● **Task description**: In the entries that follow, how many lines include "lean"? Give the number and nothing else.

Dataset entries
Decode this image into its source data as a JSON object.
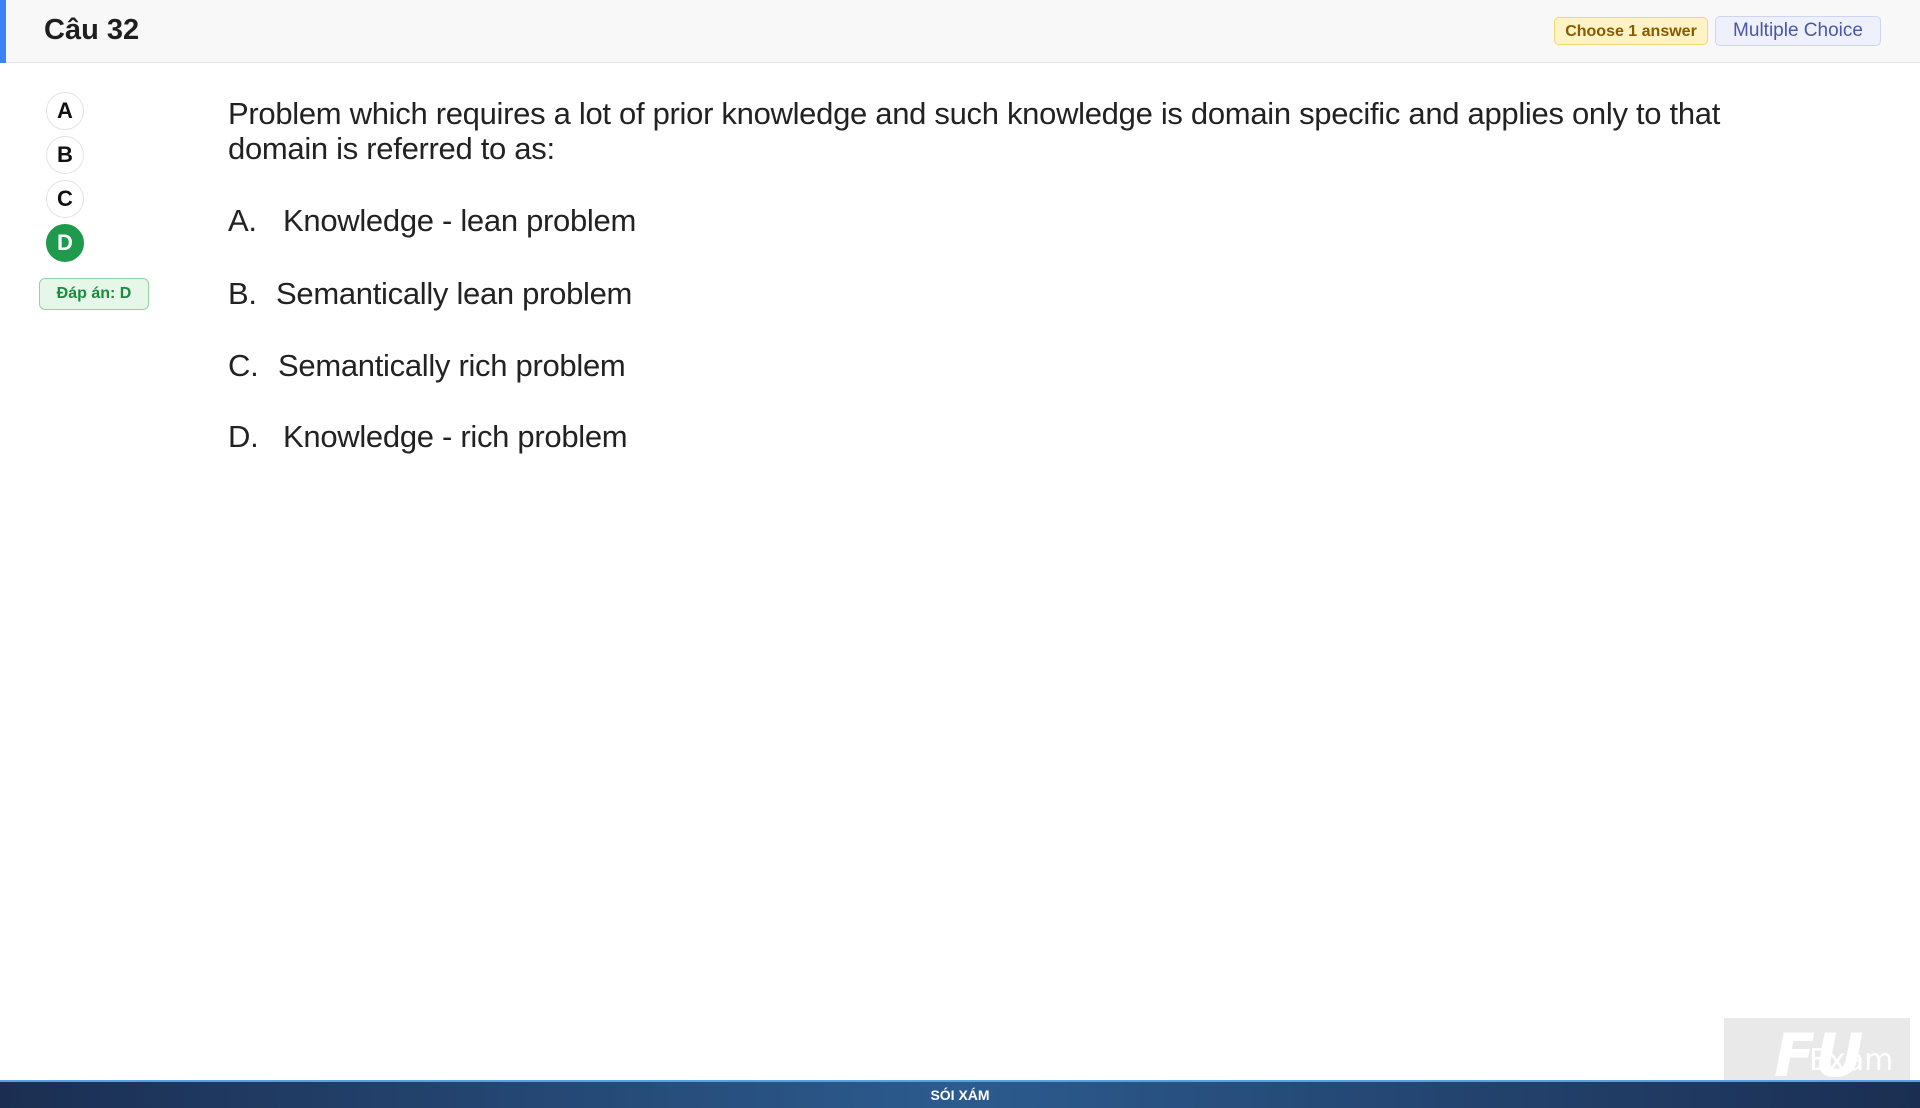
{
  "header": {
    "title": "Câu 32",
    "choose_badge": "Choose 1 answer",
    "type_badge": "Multiple Choice"
  },
  "choices": {
    "items": [
      "A",
      "B",
      "C",
      "D"
    ],
    "selected": "D",
    "answer_label": "Đáp án: D"
  },
  "question": {
    "text": "Problem which requires a lot of prior knowledge and such knowledge is domain specific and applies only to that domain is referred to as:",
    "options": [
      {
        "letter": "A.",
        "text": "Knowledge - lean problem"
      },
      {
        "letter": "B.",
        "text": "Semantically lean problem"
      },
      {
        "letter": "C.",
        "text": "Semantically rich problem"
      },
      {
        "letter": "D.",
        "text": "Knowledge - rich problem"
      }
    ]
  },
  "footer": {
    "text": "SÓI XÁM"
  },
  "watermark": {
    "logo_mark": "FU",
    "logo_text": "Exam"
  },
  "colors": {
    "accent": "#3b82f6",
    "selected_choice": "#1e9a4c",
    "footer_bg": "#1b2e52"
  }
}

● **Result**: 2